--- Material for the task Enclosed Below ---

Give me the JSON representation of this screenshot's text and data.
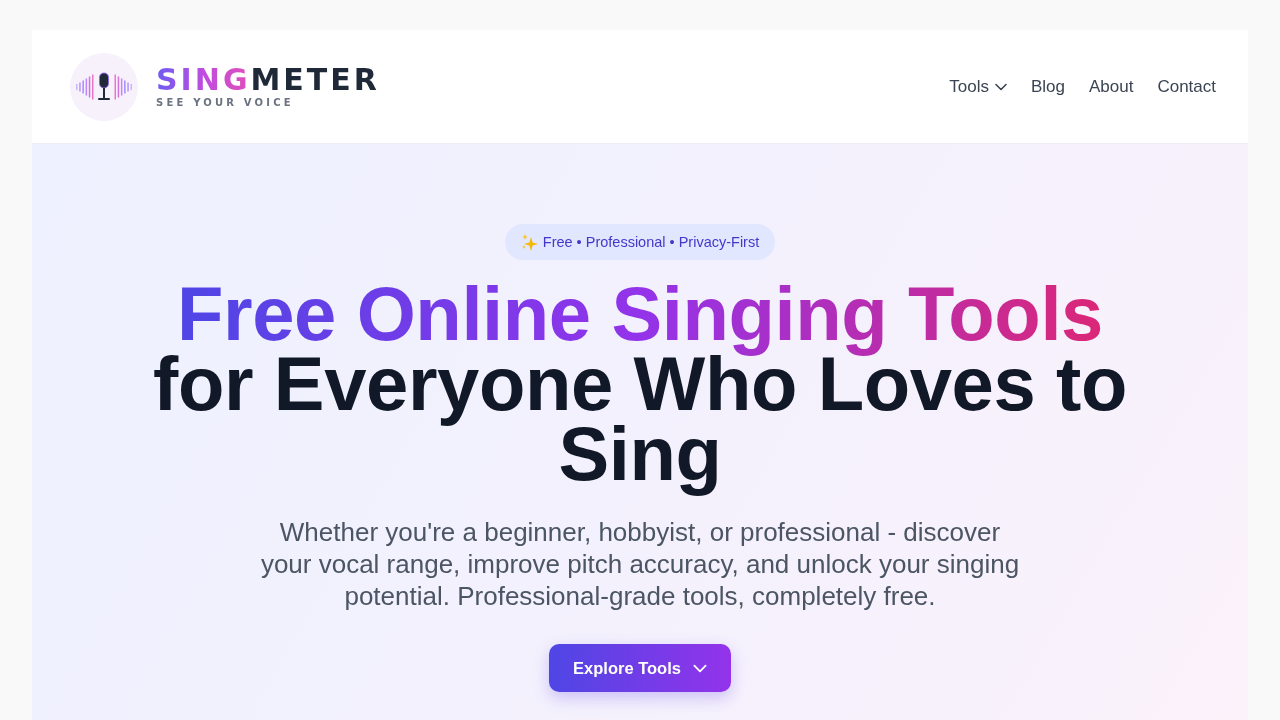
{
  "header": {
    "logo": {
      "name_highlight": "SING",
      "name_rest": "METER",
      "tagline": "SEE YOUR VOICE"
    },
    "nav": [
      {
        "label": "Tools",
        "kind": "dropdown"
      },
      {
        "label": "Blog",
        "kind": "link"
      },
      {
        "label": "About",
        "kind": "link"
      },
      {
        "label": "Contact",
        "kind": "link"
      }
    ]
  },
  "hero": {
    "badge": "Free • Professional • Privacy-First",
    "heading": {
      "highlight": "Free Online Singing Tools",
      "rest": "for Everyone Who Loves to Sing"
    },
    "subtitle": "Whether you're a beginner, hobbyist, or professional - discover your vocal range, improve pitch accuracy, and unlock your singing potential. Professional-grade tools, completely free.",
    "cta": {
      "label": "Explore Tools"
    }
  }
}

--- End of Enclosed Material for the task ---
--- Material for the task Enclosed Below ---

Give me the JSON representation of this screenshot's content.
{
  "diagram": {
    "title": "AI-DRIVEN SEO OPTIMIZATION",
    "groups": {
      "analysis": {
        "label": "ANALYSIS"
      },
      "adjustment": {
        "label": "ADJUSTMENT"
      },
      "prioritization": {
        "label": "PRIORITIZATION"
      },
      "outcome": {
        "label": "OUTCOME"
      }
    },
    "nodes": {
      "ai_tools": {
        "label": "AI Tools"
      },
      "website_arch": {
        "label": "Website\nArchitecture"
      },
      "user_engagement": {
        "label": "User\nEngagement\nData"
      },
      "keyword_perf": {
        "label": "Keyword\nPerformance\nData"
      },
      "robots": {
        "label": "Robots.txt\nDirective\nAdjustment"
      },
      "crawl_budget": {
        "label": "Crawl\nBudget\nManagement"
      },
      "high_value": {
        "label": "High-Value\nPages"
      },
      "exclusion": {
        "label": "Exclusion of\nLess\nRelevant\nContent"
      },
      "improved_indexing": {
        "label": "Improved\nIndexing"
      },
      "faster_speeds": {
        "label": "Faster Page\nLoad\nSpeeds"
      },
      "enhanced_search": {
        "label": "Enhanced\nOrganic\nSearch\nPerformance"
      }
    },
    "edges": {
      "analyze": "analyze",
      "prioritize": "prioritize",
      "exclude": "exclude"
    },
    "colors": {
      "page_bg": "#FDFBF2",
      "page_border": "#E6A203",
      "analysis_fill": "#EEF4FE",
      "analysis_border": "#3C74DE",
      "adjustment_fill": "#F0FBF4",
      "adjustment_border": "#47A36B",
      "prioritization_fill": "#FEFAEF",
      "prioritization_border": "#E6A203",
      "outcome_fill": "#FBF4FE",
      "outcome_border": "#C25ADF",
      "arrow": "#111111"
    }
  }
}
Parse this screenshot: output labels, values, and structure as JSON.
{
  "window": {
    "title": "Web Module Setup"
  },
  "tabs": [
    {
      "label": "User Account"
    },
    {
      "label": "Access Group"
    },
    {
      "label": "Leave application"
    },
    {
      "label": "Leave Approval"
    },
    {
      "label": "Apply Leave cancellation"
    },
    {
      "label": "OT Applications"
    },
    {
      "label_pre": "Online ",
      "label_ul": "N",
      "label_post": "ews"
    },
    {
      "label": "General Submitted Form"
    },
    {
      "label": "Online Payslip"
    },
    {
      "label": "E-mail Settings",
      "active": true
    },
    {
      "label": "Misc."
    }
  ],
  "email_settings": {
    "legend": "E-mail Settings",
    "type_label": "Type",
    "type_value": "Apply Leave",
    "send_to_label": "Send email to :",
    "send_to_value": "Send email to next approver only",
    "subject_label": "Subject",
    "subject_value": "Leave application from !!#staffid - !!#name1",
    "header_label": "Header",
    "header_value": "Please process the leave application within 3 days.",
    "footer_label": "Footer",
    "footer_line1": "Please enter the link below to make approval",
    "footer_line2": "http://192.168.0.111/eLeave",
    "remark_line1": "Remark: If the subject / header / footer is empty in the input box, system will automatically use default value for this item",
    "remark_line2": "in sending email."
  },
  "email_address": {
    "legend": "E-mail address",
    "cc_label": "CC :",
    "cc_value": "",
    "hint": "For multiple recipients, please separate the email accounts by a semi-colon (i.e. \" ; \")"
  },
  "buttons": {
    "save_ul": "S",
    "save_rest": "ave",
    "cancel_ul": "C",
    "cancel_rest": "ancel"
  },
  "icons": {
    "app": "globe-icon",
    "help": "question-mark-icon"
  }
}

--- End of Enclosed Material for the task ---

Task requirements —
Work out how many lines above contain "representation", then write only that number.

Answer box —
2